Small Spanish Graphite combination pencil with Royal Sovereign point protector – the extender is similar to the ‘universal’ model in the image from Silber and Fleming’s Illustrated Catalogue from 1880:
Nice example of a Wolff’s Universal Spanish Graphite with a letter opener/point protector combo.
I’ve yet to come across any of the boxes these shorter Spanish Graphite pencils came in like the 4 pack above.
‘This ‘Tough’ model does not have any Royal Sovereign branding on the reverse, but as you can see from the shop box images and the paper wraps that the branding is there. Therefore Anything with ‘Tough’ on the pencil is post formation of the Royal Sovereign Pencil Co Ltd, so after 1920. Given the “late King’ wording, post 1938 is also a given.
Rare shop box which came with 8 dozen:

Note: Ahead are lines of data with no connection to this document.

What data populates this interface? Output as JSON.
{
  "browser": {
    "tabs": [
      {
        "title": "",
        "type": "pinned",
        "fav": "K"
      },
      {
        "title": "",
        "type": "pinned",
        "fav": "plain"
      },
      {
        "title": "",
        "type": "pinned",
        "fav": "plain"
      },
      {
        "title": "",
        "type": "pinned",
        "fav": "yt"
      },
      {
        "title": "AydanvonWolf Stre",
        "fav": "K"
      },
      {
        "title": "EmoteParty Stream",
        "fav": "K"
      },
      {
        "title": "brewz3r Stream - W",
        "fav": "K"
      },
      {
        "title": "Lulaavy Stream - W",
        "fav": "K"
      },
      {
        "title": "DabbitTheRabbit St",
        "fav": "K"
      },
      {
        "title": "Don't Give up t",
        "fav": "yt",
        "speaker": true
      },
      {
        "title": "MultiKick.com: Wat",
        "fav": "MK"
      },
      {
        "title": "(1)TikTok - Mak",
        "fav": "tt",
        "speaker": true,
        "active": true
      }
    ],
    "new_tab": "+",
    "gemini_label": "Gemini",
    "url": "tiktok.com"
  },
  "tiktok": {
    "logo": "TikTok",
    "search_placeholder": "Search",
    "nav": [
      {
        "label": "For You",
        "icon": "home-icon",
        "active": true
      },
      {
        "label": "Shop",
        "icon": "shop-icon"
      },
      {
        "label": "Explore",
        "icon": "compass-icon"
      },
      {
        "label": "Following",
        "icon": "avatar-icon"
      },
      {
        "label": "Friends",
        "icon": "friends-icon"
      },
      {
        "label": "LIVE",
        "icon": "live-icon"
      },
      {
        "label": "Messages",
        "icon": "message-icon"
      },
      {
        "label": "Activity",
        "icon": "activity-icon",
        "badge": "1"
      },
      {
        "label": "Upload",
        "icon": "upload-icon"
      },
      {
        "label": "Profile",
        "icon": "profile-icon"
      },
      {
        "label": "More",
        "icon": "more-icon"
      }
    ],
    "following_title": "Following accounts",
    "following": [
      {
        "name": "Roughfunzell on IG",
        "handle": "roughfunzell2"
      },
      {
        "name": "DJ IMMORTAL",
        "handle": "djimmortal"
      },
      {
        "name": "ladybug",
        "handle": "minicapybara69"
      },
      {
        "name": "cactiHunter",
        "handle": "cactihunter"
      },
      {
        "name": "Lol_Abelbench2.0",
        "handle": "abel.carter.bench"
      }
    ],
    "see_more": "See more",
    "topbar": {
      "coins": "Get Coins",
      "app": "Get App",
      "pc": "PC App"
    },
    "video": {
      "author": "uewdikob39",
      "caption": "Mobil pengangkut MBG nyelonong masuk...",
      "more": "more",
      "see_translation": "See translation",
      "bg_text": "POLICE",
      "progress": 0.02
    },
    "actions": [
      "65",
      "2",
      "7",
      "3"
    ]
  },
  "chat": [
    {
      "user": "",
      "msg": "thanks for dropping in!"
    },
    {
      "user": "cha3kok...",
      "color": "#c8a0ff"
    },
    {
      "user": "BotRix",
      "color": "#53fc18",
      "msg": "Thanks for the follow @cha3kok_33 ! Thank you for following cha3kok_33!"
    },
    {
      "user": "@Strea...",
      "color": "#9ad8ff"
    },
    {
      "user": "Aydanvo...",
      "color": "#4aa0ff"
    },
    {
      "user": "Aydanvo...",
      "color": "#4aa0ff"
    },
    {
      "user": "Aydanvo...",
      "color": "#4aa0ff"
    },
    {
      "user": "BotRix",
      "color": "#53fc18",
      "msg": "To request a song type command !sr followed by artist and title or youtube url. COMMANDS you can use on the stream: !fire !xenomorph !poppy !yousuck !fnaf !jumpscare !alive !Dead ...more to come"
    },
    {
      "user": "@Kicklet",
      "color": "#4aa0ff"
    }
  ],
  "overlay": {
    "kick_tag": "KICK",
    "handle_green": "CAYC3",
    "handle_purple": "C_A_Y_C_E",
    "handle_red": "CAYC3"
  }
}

Note the change in the wrapper from the “E Wolff & Sons” to “Wolff’s”. The Box still says E. Wolff & Son’s, but it is clear this is a `Royal Sovereign’ product.
Wolff continued to make Spanish Graphite pencils even during their period in Wales from the late 1940’s onward.
The box below has abandoned the E. Wolff & Son branding. The pencils retain the ‘tough’ logo but are now Made in Great Britain’, which suggests that they were maybe made in the Welsh factory (despite reference to the London head office address). If i had to guess, I’d say late 1940’s.
Note the ‘A Royal Sovereign Product’ stamping on the rear of these examples: